South Dakota doesn’t have the culinary chops of Paris, New York, or even Denver. But it does have one thing going for it in the food department that no one else does: a crazy concoction of deep-fried meat squares called chislic. Depending on where you’re at in the state, the dish put in front of you might contain crispy cubed morsels of elk, mutton, beef, buffalo, or some crazy amalgamation of each, but one thing is consistent across the board: It’s greasy, delicious, and if ever there were the perfect dish to pair with a cold Bud Light, this is it.
You’ll finally learn what those Wall Drug bumper stickers are all about.
They’re everywhere in this country, and South Dakota is the culprit. This legendary stop near the town of Wall is much more tourist trap than practical drug store, but it’s totally worth pulling off I-90 to check out. You’ll notice from a few miles away as every car on the highway moves into the right lane and prepares to exit. Come hungry and with a few bucks to spend because no matter what it is that you collect, the South Dakota version of it is sold here. As it’s a drug store, there is a pharmacy on site in case your Ibuprofen supply is running low, along with plenty of food and drink options and enough nick nacks to satisfy your Christmas shopping list for the next 10 years. And those bumper stickers, of course.
The Black Hills and their epic carvings are awe-inspiring.
Mountains are mountains, you say. Au contraire. Faces are carved into stone in the mountains of South Dakota, and we’re not just talking about former US presidents. Crazy Horse Memorial is a yet-to-be-completed carving of Sioux warrior Crazy Horse galloping triumphantly into the hills on horseback. Work on the monument began in 1948 and is currently under construction. While there is no set completion date, you can still check it out and visit the Indian Museum of North America on site along with an entire campus of informative and engaging stuff to check out. Plus, the monument is only a 30-minute drive from Mt. Rushmore, which… sure, you might as well.
Entire structures are built completely out of corn.
From a distance, the Corn Palace in Mitchell looks like any other building. Then you walk closer and are blown away by the realization that, indeed, the place is made entirely of corn. The walls, ceilings, doors, literally everything, are made of corn and constantly being remade and altered. The facility hosts a rotating schedule of events, too, so if you’re looking for a unique place for a party, search no more. If staring at a pot of water until it boils is an activity that gets you stoked, check out this live feed of the Corn Palace to keep round-the-clock tabs on the goings-on of the place.
The town of Deadwood is the real Wild West.
Some places claim to offer a taste of the Wild West when all you’re actually getting is a group of dudes dressed in chaps and a buffalo bacon burger.
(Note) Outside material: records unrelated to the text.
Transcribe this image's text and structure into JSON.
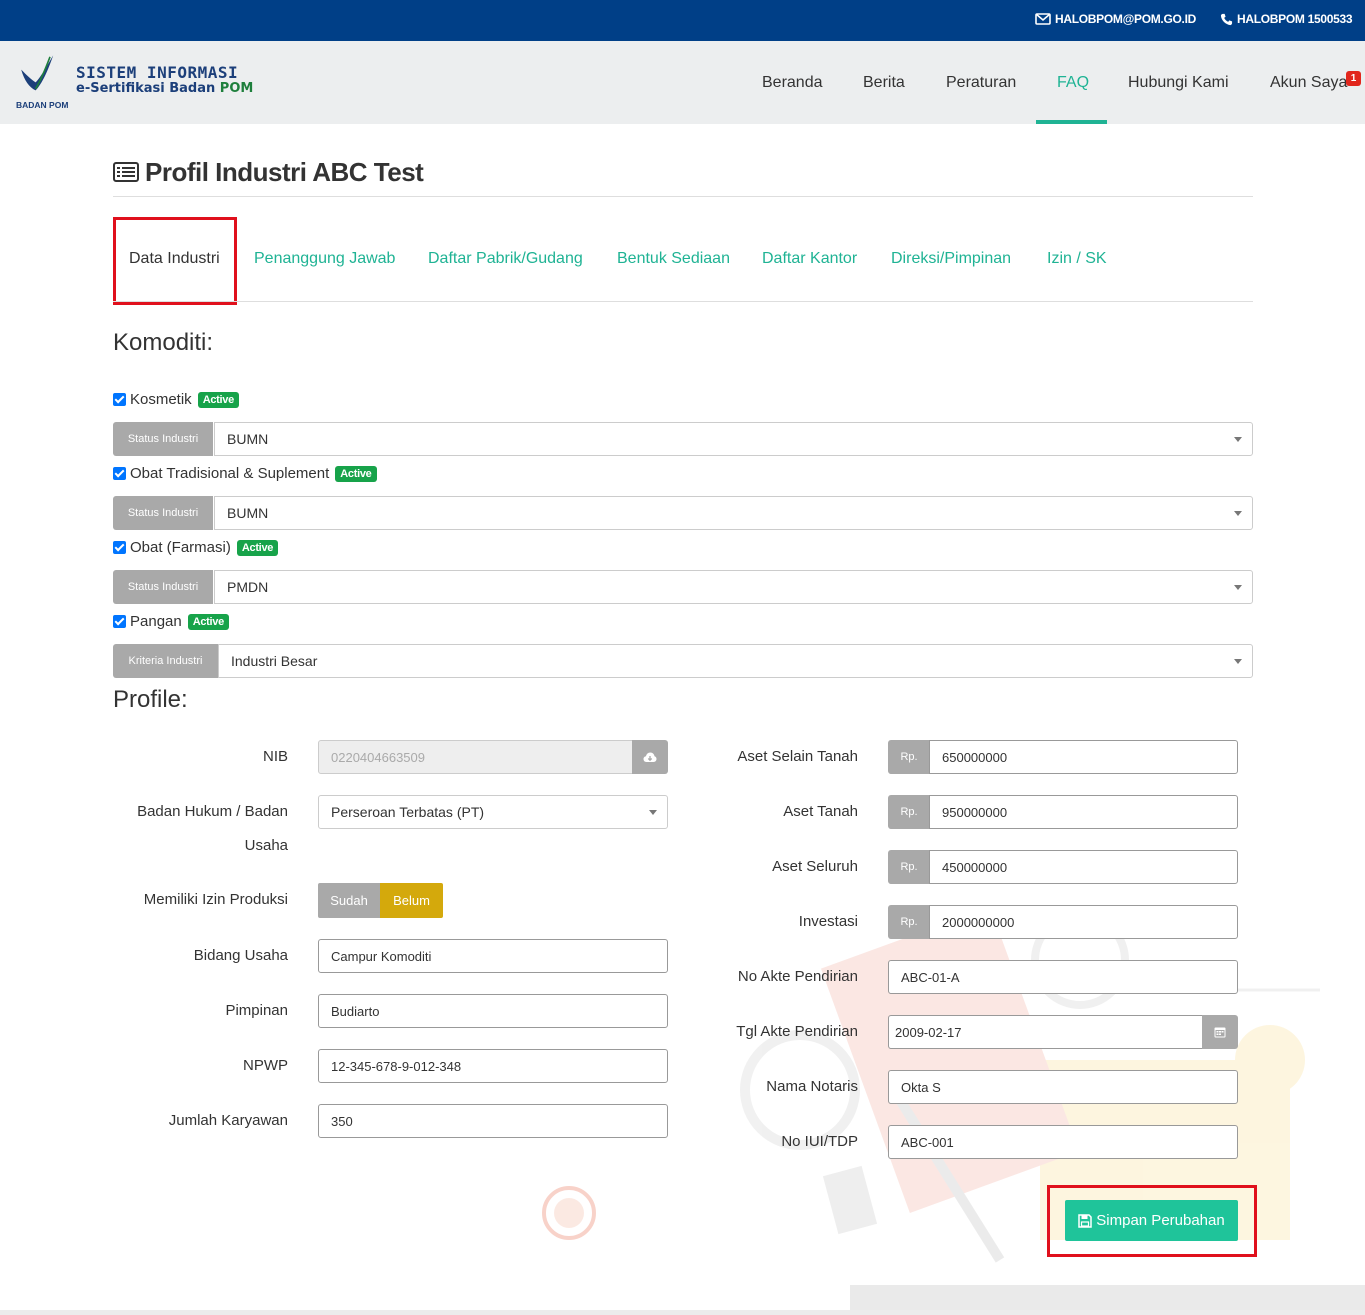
{
  "topbar": {
    "email": "HALOBPOM@POM.GO.ID",
    "phone": "HALOBPOM 1500533"
  },
  "brand": {
    "line1": "SISTEM INFORMASI",
    "line2_prefix": "e-Sertifikasi Badan ",
    "line2_suffix": "POM",
    "logo_caption": "BADAN POM"
  },
  "nav": {
    "items": [
      "Beranda",
      "Berita",
      "Peraturan",
      "FAQ",
      "Hubungi Kami",
      "Akun Saya"
    ],
    "active": "FAQ",
    "account_badge": "1"
  },
  "page": {
    "title": "Profil Industri ABC Test"
  },
  "tabs": [
    "Data Industri",
    "Penanggung Jawab",
    "Daftar Pabrik/Gudang",
    "Bentuk Sediaan",
    "Daftar Kantor",
    "Direksi/Pimpinan",
    "Izin / SK"
  ],
  "komoditi": {
    "heading": "Komoditi:",
    "items": [
      {
        "name": "Kosmetik",
        "badge": "Active",
        "addon": "Status Industri",
        "value": "BUMN"
      },
      {
        "name": "Obat Tradisional & Suplement",
        "badge": "Active",
        "addon": "Status Industri",
        "value": "BUMN"
      },
      {
        "name": "Obat (Farmasi)",
        "badge": "Active",
        "addon": "Status Industri",
        "value": "PMDN"
      },
      {
        "name": "Pangan",
        "badge": "Active",
        "addon": "Kriteria Industri",
        "value": "Industri Besar"
      }
    ]
  },
  "profile": {
    "heading": "Profile:",
    "left": {
      "nib_label": "NIB",
      "nib_value": "0220404663509",
      "badan_hukum_label_1": "Badan Hukum / Badan",
      "badan_hukum_label_2": "Usaha",
      "badan_hukum_value": "Perseroan Terbatas (PT)",
      "izin_label": "Memiliki Izin Produksi",
      "izin_yes": "Sudah",
      "izin_no": "Belum",
      "bidang_label": "Bidang Usaha",
      "bidang_value": "Campur Komoditi",
      "pimpinan_label": "Pimpinan",
      "pimpinan_value": "Budiarto",
      "npwp_label": "NPWP",
      "npwp_value": "12-345-678-9-012-348",
      "karyawan_label": "Jumlah Karyawan",
      "karyawan_value": "350"
    },
    "right": {
      "currency": "Rp.",
      "aset_selain_label": "Aset Selain Tanah",
      "aset_selain_value": "650000000",
      "aset_tanah_label": "Aset Tanah",
      "aset_tanah_value": "950000000",
      "aset_seluruh_label": "Aset Seluruh",
      "aset_seluruh_value": "450000000",
      "investasi_label": "Investasi",
      "investasi_value": "2000000000",
      "akte_label": "No Akte Pendirian",
      "akte_value": "ABC-01-A",
      "tgl_akte_label": "Tgl Akte Pendirian",
      "tgl_akte_value": "2009-02-17",
      "notaris_label": "Nama Notaris",
      "notaris_value": "Okta S",
      "iui_label": "No IUI/TDP",
      "iui_value": "ABC-001"
    }
  },
  "actions": {
    "save_label": "Simpan Perubahan"
  },
  "colors": {
    "topbar": "#003f87",
    "accent": "#1fb394",
    "highlight_box": "#e0101c",
    "active_badge": "#17a34a",
    "belum_button": "#d4a90c"
  }
}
Don’t fall for those cheeseball places, and instead head to Deadwood, which was and is the real deal. The town hosted some of the most famous cowboys through the 1800s. These days you can check out the Days of ‘76 Museum and the Adams House Museum, both tributes to the town’s days as a cowboy haven. You should also light a cigar and drop a few bucks on a poker table just for good measure. Deadwood is where South Dakota goes to slip into the abyss for a few days, which could (and probably does) turn into a few years for many of them. Maybe that’s enough to lure you in, but even if not, the town is also the perfect beer stop between Rapid City and Spearfish.
Where to stay in South Dakota
In bigger cities like Rapid City and Sioux Falls, you’ll find common chain hotels as well as boutiques. In smaller towns near the Black Hills and other popular tourist areas, there are ample opportunities to stay in rustic lodges and mom-and-pop hotels that, in many cases, have been there for generations.